Exercise material: Begin

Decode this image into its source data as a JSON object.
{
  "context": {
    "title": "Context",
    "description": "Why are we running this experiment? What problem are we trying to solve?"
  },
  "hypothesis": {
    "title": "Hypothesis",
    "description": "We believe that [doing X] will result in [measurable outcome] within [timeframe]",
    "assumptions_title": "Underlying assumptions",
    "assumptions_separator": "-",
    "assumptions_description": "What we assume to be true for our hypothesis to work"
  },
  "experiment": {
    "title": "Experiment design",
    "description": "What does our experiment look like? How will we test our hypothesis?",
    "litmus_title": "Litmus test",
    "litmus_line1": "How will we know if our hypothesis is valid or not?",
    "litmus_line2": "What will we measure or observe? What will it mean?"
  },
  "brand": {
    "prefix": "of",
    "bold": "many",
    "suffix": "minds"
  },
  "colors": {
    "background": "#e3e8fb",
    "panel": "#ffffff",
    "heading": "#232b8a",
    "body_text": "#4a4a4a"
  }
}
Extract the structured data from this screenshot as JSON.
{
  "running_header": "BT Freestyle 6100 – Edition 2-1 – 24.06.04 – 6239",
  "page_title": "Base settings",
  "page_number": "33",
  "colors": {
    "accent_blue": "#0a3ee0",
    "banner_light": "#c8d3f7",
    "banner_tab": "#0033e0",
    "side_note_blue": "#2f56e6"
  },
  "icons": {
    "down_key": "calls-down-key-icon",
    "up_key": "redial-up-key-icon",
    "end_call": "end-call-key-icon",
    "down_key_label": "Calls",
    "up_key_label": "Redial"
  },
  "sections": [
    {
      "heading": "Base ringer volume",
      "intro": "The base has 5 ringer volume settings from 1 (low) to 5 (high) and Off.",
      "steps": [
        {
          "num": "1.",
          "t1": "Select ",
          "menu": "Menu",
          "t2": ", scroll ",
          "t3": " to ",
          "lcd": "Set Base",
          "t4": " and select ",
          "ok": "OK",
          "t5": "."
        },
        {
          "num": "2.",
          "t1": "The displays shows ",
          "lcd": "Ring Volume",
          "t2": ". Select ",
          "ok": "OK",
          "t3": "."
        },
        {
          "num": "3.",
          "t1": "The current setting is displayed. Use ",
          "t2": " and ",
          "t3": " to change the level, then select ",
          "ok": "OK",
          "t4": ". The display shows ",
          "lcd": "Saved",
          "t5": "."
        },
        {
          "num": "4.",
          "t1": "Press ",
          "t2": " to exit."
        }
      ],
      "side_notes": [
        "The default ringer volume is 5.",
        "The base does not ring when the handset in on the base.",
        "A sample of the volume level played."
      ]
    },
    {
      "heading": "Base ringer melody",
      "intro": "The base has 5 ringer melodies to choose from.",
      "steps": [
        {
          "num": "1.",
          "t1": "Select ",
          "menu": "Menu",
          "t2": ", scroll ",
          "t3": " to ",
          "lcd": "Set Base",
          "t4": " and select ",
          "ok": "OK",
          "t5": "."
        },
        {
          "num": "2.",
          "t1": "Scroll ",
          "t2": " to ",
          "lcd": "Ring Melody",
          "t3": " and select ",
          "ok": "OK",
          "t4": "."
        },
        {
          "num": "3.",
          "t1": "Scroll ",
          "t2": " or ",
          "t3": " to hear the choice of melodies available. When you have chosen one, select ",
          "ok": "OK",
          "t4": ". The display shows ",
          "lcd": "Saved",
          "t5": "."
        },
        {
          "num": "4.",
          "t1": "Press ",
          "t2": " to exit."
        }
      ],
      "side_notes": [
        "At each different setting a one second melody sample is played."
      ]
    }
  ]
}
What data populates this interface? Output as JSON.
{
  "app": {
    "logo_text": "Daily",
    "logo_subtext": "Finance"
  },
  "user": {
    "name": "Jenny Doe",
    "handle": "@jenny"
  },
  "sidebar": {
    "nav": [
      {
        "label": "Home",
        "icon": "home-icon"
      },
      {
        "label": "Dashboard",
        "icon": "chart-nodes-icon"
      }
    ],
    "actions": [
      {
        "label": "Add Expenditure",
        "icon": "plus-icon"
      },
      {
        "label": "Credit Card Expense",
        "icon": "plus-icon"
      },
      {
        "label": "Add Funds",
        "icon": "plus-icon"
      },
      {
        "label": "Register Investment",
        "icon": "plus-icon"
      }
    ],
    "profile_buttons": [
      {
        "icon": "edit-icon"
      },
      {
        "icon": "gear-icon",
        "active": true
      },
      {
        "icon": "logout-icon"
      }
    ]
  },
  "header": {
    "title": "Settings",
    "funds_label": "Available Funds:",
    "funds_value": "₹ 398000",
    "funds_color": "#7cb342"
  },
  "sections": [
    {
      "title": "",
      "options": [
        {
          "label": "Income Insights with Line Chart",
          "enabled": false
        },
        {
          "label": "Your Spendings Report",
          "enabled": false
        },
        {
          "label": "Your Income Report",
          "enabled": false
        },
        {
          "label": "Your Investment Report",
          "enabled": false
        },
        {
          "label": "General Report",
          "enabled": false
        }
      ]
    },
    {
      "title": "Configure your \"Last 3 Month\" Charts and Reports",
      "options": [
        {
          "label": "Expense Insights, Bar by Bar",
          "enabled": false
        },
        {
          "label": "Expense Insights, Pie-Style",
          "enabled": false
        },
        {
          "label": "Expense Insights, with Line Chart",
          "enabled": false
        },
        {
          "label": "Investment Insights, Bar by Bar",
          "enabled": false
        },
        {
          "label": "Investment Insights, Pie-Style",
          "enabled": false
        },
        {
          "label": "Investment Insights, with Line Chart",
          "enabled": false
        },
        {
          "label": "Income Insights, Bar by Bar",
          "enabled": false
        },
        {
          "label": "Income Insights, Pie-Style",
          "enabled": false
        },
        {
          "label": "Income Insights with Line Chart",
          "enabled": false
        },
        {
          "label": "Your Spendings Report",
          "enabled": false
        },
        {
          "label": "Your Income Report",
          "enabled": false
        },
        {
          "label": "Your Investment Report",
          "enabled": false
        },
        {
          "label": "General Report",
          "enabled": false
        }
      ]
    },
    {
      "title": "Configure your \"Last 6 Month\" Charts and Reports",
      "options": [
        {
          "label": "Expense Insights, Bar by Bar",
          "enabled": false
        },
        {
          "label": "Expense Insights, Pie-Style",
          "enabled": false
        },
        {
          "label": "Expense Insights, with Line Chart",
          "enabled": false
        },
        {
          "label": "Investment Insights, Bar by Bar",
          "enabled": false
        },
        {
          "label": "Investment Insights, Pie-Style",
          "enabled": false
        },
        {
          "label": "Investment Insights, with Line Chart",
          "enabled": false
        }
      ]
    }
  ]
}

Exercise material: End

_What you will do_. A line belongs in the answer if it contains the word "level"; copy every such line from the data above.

_Output for this exercise_.
          "t3": " to change the level, then select ",
        "A sample of the volume level played."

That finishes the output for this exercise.